Have you had a boss who frustrates you? Likely, the answer is yes. If you've ever worked for a manager who won’t stick up for you in meetings, or who seems to be a pushover when they really need to stand firm on a subject matter, or you've worked for a boss who says one thing to their team but does another when with their peers.... this post is for you.
I've been in your shoes. I've been in the place where I needed my boss to show his/her influence because their influence was simply beyond what I could do in my current role. I've been in the situation where I needed my boss to step up their game and truly lead our high-performing team. I've had experience navigating the murky waters of hard conversations and seen incredible results. Here are a few things you can implement today to move the needle toward productive and positive change:
Prepare for a hard conversation
Starting is the hardest part and my advice to you is to simply, just do it. Remember that it will be messy. It will be uncomfortable and awkward. Be open about that - being honest with your boss that you feel awkward and a little nervous about this discussion, sets the tone that you are moving out of your comfort zone and that this is really important. At the end of the day, just remember that you and your boss are working toward the same goal. If all else fails, go back to that main point!
Remove your assumptions & get curious
Remember that your boss may have their own story…get curious and double check your interpretation of what you think you know. You may not have all of the facts.
Here are some questions that lead to productive conversation rather than making others feel defensive, and save you from making assumptions that aren’t necessarily correct:
How did the conversation about __________________ go?
What happened with the ____________ situation?
What’s the next step regarding __________________ ?
How can I help you be successful so that we achieve __________________ ?
Leaning into curiosity is the best way to build a bridge between frustration and understanding. It's a space of grace and authenticity; a great default posture for any leader.
Do the hard thing
There's no other way around it; you must have heartfelt crunchy conversation with your boss. Schedule a one-on-one and ask for some time, and do it when you know you can have their full attention (read: not before a board meeting, for example).
In this conversation, challenge yourself to be courageous and have an honest and vulnerable conversation about what you need to be successful. Be clear with your boss about how they can support you to be successful.
Here's a leadership guru tip:
Start the conversation off on a positive note. Remind your boss what you appreciate and enjoy about working with them. There is power in affirming someone's qualities and strengths.
Be prepared to ask for what you need (and be specific)
You need something different from your boss. In order to do your best work you need the following to happen:

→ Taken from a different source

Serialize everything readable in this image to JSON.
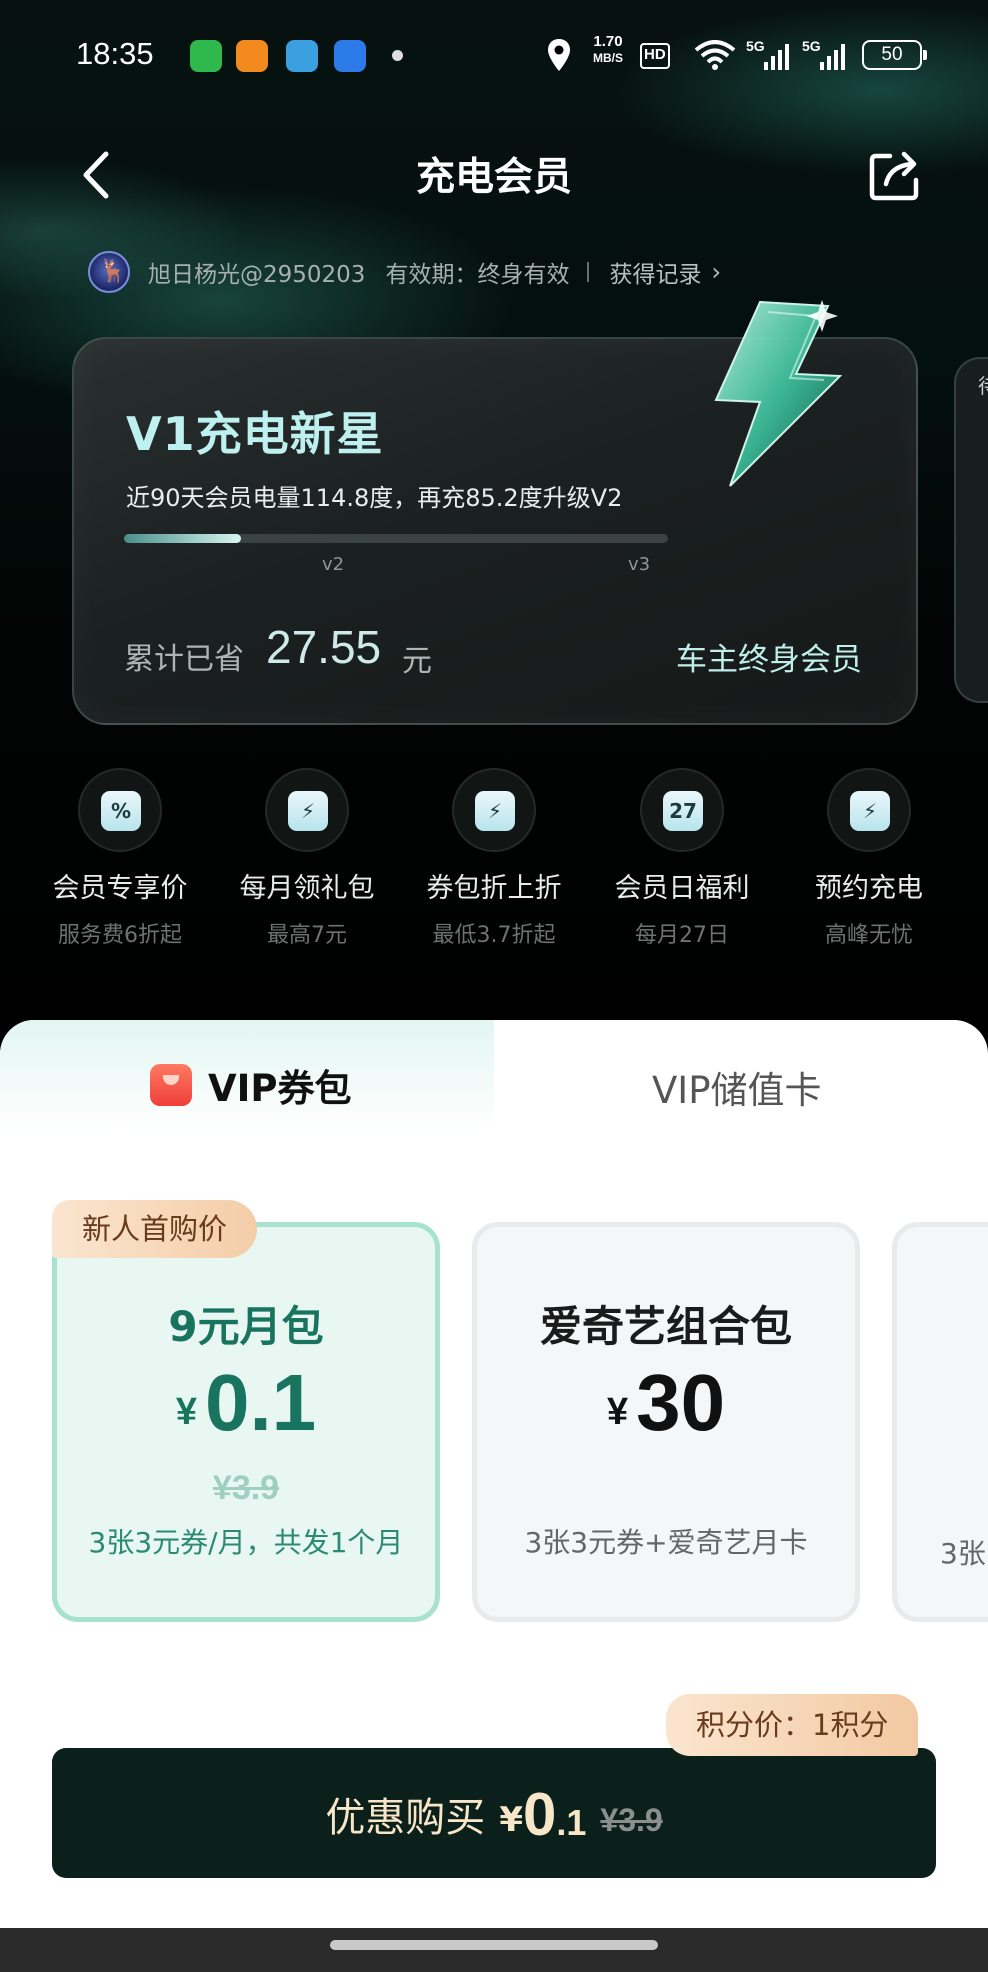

You need your boss to do the following actions in order to achieve your goal:
Follow up and schedule time to review action items
Remember that this is an iterative interaction. Oftentimes there needs to be multiple versions of the conversation to truly shift behaviors and the progression of the objective or the relationship. Learn to get comfortable with being uncomfortable: ask for what you need, do the hard thing, follow up and hold others accountable who may be having a hard time doing it for themselves.
If crunchy conversations make you queasy, or you'd like a pep talk to prep for one that you're planning to have, reach out to me today and schedule your complimentary coaching session!
In Service To Your Greatness,